On November 30, 2022, the Federal Government absolved itself of total blame concerning poverty in Nigeria.
The Minister of State for Budget and National Planning, Clement Agba, shifted some of the blame to governors of the 36 states. The minister said the governors should stop spending borrowed money on unnecessary projects and spend on projects that fulfill the basic needs of the people instead.
Agba said, “We appeal that governors should concentrate on building rural roads so that the farmers can at least get their products to the market.”
But are state governors really to blame? Or is this simply a case of the pot calling the kettle black? Let’s first understand the state of Nigeria’s poverty.
How’s Nigeria’s poverty level looking?
133 million Nigerians have been classified as “multidimensionally poor” by the National Bureau of Statistics (NBS).
In its National Multidimensional Poverty Index report, 63% of Nigerians are poor due to a lack of access to health, education, living standards, employment, and security. This figure even exceeded the World Bank’s estimate of 95.1 million. Remember when our dear president said in 2019 he’d lift 100 million Nigerians out of poverty?
Now that we understand the poverty level, who’s to blame?
Agba has already called out governors, but the Federal Government is in the driving seat of the public policies that determine Nigeria’s poverty level. Here are some examples:
In August 2019, Nigeria closed the land borders shared with neighbours like Chad, Cameroon, Benin, and Niger. This closure shut down the movement of goods between the countries and badly affected trading activities.
Buhari said he closed the borders to prevent the smuggling of goods, especially rice, into Nigeria. But a bag of rice that used to sell for ₦23,000 before the closure now sells for as high as ₦43,000. The border closure clearly just caused more suffering for Nigerians.
High cost of governance
One thing that should be seriously considered is the ridiculously high paychecks of politicians in the executive arm of government.
Why should there be hardship allowance, entertainment allowance, and even wardrobe allowance for people whose salaries already run into millions of naira? No wonder Nigerian lawmakers have been known to be one of the highest-paid in the world.
The Monetary Policy Rate (MPR)
The MPR is one of the measures the Central Bank of Nigeria (CBN) uses to stabilise prices in an economy. It’s the rate the CBN lends to commercial banks, and the commercial banks lend to their customers.

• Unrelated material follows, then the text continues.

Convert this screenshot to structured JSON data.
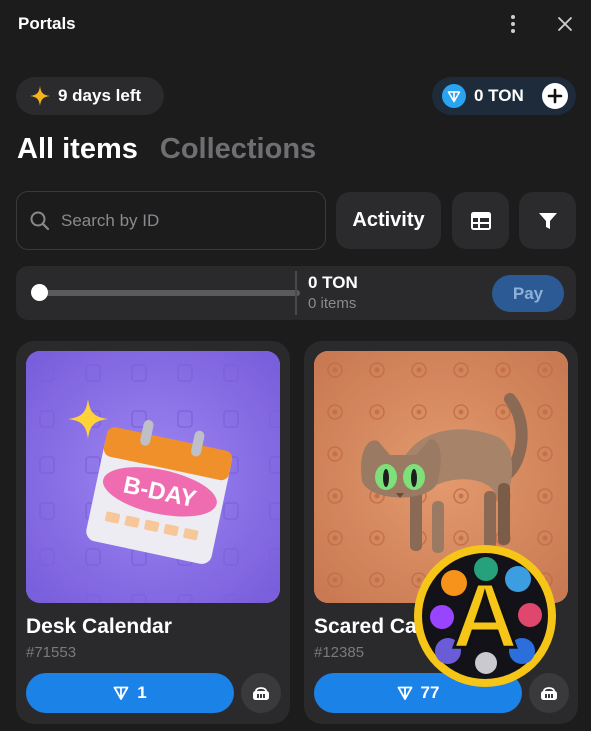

In order to reduce Nigeria’s inflation rate, the the CBN raised the MPR from 11.5% to 13% in May 2022 and 14% in July 2022. The result? The 18.6% inflation rate in June 2022 increased to 21% in October, the highest rate in 17 years. And what happens when you don’t have the money to buy essential goods? Poverty.
In the end, what Nigerians care about is that all levels of government coordinate their efforts and seriously start pulling Nigerians out of poverty.